- Task to complete
Lines of the data that contain the word "Illinois" are the ones to copy.

- Supplied records
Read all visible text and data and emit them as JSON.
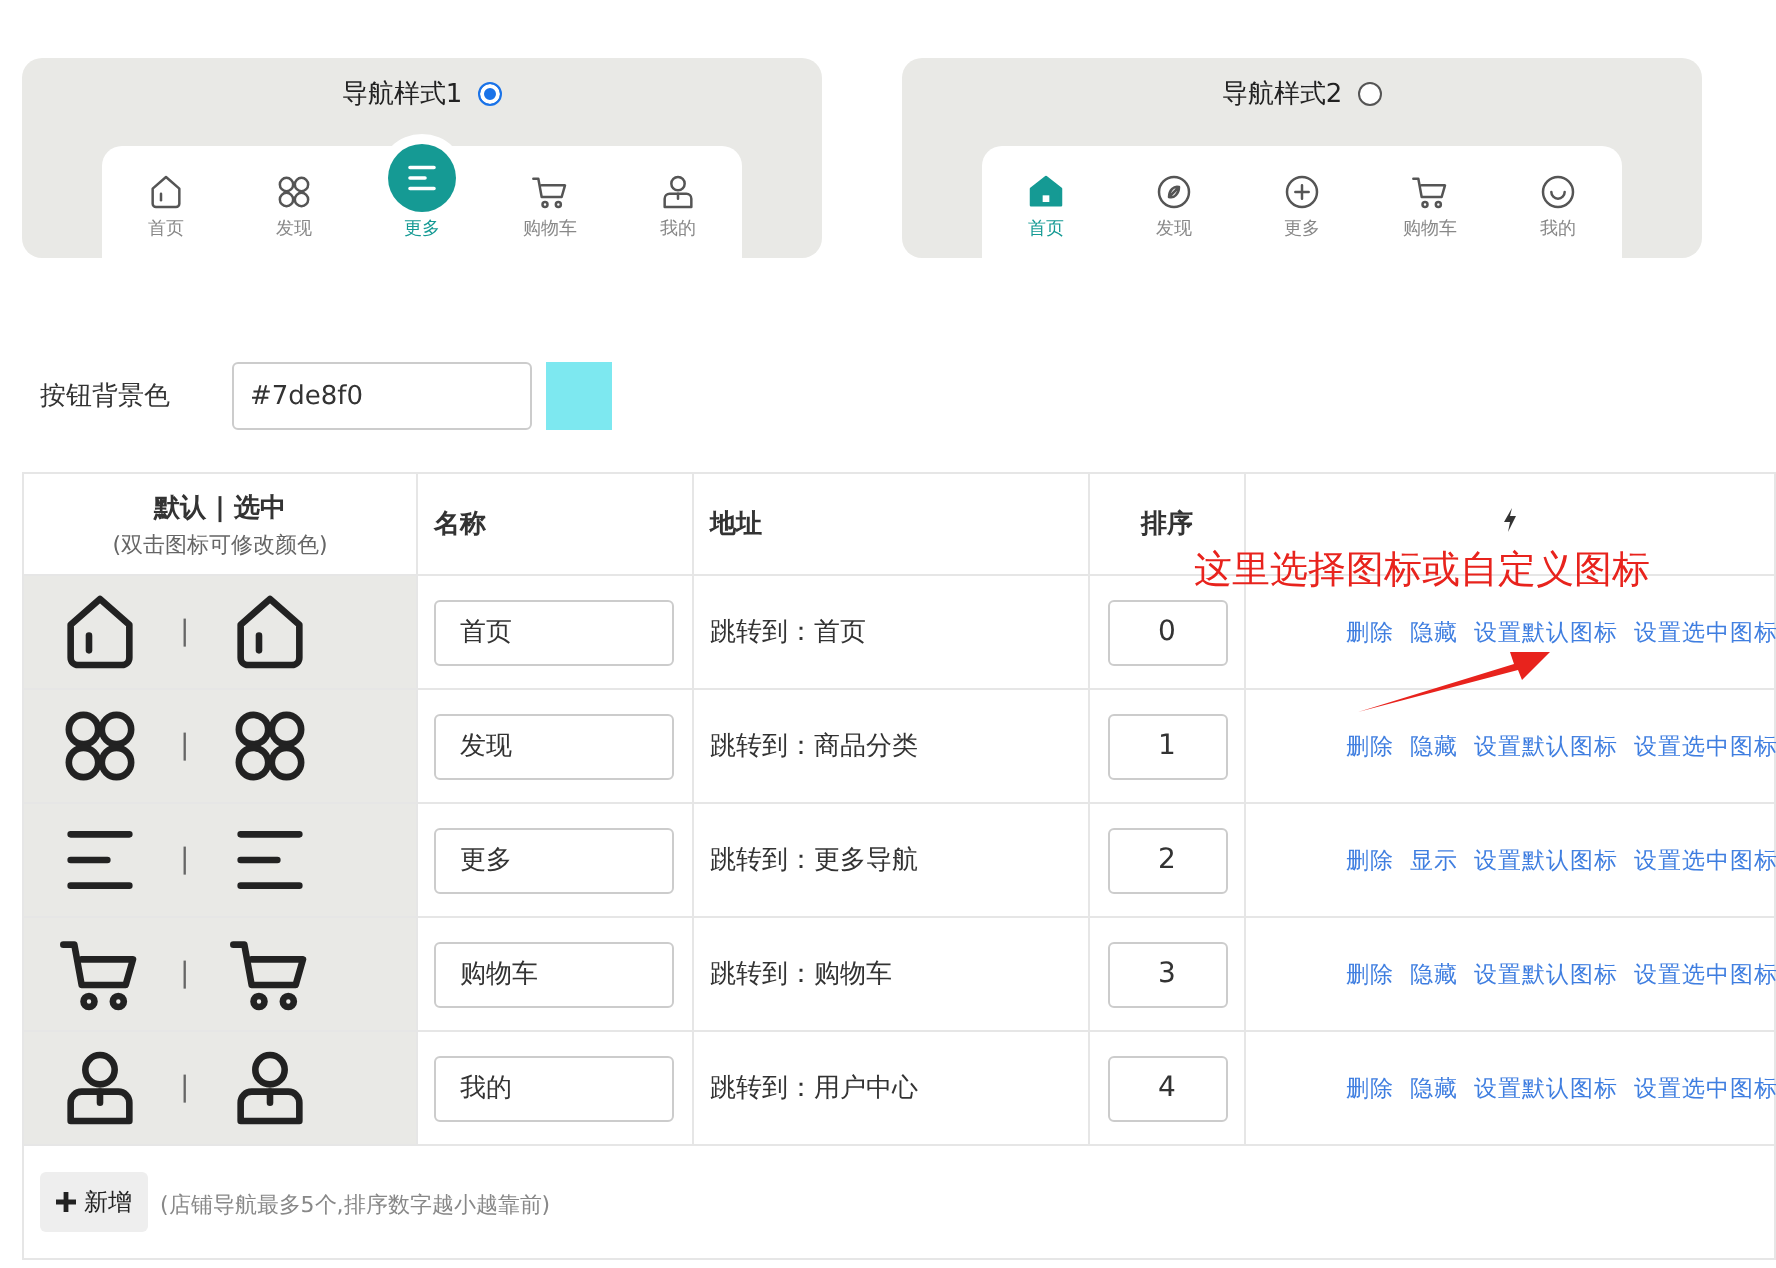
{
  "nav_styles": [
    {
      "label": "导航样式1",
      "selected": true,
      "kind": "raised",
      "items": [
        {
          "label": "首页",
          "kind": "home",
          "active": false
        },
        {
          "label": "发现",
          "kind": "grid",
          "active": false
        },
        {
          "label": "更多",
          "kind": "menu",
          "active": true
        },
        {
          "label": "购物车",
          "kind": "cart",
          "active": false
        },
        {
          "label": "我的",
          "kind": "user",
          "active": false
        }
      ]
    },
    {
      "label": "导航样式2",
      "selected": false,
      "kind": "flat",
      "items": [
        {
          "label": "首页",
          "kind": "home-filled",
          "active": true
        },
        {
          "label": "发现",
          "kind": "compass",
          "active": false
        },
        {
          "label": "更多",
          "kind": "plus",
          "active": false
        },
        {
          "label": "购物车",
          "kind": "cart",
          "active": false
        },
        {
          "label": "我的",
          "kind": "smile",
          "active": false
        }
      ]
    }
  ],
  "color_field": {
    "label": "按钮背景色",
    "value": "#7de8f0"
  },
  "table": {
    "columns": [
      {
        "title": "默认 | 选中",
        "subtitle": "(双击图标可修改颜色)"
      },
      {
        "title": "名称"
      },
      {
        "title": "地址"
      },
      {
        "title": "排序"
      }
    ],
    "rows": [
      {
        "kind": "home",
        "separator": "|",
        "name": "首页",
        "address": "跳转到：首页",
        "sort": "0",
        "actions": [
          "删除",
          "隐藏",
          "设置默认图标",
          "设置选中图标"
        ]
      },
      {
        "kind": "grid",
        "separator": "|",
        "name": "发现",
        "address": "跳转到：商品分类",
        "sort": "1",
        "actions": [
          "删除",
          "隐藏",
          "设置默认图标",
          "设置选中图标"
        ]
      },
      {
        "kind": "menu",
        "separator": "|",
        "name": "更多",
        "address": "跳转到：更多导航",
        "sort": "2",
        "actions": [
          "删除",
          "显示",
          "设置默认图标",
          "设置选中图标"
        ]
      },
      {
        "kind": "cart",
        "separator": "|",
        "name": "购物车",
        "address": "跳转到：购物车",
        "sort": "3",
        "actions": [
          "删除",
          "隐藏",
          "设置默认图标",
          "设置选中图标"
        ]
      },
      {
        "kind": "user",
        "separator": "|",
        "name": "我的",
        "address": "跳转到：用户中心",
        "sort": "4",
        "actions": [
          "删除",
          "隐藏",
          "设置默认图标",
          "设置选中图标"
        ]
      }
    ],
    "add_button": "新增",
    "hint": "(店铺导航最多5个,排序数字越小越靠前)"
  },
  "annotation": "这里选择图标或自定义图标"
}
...
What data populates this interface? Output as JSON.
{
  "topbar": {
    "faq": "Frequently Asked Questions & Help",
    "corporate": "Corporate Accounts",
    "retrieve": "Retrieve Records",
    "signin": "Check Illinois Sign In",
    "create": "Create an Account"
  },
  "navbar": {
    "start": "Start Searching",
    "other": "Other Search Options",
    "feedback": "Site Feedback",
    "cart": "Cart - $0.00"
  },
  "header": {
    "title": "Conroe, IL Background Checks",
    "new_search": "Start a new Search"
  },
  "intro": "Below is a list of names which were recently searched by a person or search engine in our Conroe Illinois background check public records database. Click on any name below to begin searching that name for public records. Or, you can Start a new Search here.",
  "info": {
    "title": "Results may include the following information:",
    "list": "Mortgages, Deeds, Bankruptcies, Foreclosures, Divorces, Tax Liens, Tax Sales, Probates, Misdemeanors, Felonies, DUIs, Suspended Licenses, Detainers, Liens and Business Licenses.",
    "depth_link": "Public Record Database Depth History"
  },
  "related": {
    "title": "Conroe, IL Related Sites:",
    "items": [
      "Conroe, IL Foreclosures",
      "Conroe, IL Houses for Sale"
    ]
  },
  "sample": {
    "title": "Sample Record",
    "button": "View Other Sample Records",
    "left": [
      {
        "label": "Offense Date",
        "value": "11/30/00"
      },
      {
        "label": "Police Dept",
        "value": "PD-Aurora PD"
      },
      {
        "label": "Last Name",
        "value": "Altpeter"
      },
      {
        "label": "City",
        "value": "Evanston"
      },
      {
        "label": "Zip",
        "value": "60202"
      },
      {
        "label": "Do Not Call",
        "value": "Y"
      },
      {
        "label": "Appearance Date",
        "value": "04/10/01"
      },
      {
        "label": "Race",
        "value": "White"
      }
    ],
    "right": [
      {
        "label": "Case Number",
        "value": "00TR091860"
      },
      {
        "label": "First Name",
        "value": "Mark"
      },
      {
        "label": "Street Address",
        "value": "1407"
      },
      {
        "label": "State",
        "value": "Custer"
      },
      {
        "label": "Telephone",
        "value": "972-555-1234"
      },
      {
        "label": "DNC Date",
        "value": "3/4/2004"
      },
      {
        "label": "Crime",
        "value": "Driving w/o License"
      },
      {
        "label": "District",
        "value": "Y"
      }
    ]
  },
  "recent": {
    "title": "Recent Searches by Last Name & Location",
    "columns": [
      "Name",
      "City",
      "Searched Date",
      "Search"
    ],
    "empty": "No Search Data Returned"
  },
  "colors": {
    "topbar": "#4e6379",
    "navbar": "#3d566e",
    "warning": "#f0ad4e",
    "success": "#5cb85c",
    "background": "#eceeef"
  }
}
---
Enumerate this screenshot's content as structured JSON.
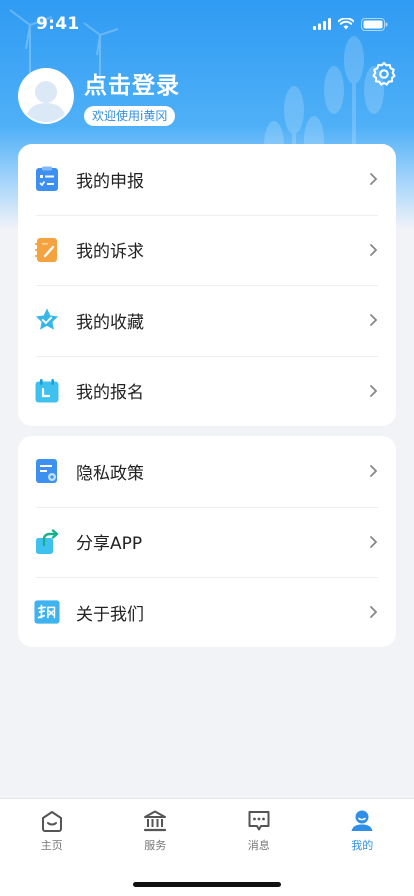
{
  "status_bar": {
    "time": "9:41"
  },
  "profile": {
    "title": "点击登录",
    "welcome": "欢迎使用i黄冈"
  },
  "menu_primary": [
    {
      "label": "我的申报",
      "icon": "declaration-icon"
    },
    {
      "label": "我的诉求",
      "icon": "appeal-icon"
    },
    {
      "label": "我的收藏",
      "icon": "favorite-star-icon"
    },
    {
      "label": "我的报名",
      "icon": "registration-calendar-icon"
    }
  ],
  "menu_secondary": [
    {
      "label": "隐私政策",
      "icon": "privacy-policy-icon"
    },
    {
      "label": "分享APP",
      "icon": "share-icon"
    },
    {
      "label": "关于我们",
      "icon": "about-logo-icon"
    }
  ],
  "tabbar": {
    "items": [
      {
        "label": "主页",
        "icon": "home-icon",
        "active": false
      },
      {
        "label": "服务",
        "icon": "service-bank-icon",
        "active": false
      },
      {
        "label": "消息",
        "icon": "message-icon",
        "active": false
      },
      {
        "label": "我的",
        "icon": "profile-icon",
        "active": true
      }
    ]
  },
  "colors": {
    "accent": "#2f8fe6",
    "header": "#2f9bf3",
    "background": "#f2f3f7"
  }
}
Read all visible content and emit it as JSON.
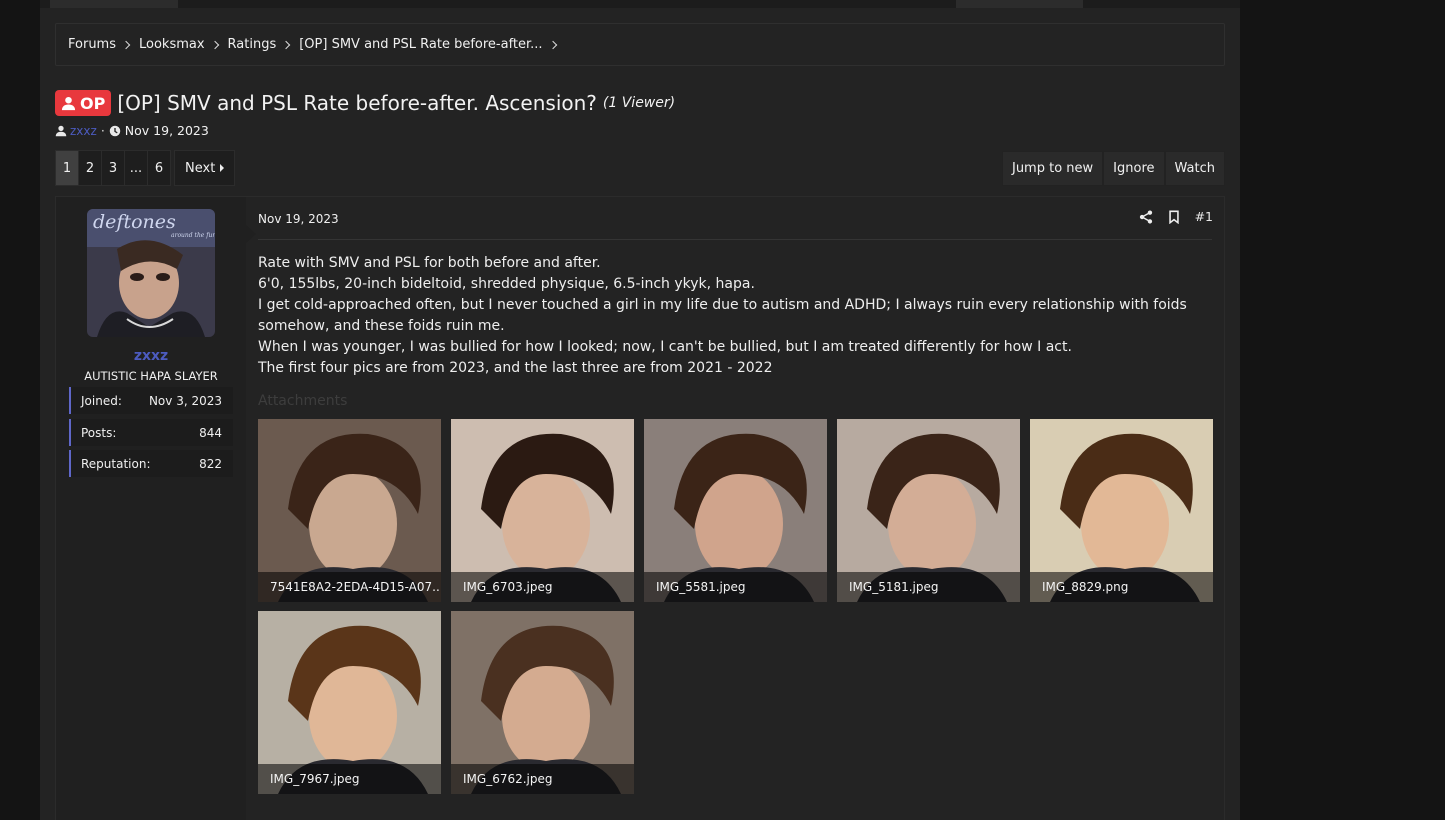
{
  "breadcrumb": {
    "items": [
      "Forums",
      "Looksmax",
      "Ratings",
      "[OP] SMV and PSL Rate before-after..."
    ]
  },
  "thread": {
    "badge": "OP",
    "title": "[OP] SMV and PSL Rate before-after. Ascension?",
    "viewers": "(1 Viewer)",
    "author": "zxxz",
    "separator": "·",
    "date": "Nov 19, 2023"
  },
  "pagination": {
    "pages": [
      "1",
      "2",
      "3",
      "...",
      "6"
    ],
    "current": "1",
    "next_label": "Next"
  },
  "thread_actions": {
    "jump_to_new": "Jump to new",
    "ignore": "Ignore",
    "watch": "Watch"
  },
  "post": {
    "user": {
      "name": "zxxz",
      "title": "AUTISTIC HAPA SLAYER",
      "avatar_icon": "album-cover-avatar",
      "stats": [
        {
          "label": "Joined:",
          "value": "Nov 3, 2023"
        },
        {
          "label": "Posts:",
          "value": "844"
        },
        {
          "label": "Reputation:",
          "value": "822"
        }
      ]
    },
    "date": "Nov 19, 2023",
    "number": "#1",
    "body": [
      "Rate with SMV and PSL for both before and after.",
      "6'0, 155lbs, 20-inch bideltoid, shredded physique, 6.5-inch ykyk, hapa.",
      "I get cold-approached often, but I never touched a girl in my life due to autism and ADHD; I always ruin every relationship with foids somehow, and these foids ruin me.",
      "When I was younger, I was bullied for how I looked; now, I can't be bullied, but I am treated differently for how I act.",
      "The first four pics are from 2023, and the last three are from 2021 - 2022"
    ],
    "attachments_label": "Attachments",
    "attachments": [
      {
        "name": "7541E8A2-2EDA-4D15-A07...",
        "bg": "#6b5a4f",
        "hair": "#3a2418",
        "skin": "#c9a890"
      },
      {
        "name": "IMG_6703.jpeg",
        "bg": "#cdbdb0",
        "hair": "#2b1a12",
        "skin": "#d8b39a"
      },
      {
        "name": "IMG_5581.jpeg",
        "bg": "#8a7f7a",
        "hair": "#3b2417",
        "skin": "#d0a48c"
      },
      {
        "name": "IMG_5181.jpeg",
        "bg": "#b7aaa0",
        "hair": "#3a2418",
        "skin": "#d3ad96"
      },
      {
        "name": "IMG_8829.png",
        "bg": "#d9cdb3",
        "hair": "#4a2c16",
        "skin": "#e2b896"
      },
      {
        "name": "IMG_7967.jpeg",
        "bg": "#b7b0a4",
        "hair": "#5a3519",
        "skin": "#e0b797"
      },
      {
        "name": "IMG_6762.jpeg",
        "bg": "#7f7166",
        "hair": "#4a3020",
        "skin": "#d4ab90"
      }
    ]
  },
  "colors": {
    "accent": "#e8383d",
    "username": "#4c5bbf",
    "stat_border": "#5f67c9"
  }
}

- Response
    "signin": "Check Illinois Sign In",
  "intro": "Below is a list of names which were recently searched by a person or search engine in our Conroe Illinois background check public records database. Click on any name below to begin searching that name for public records. Or, you can Start a new Search here.",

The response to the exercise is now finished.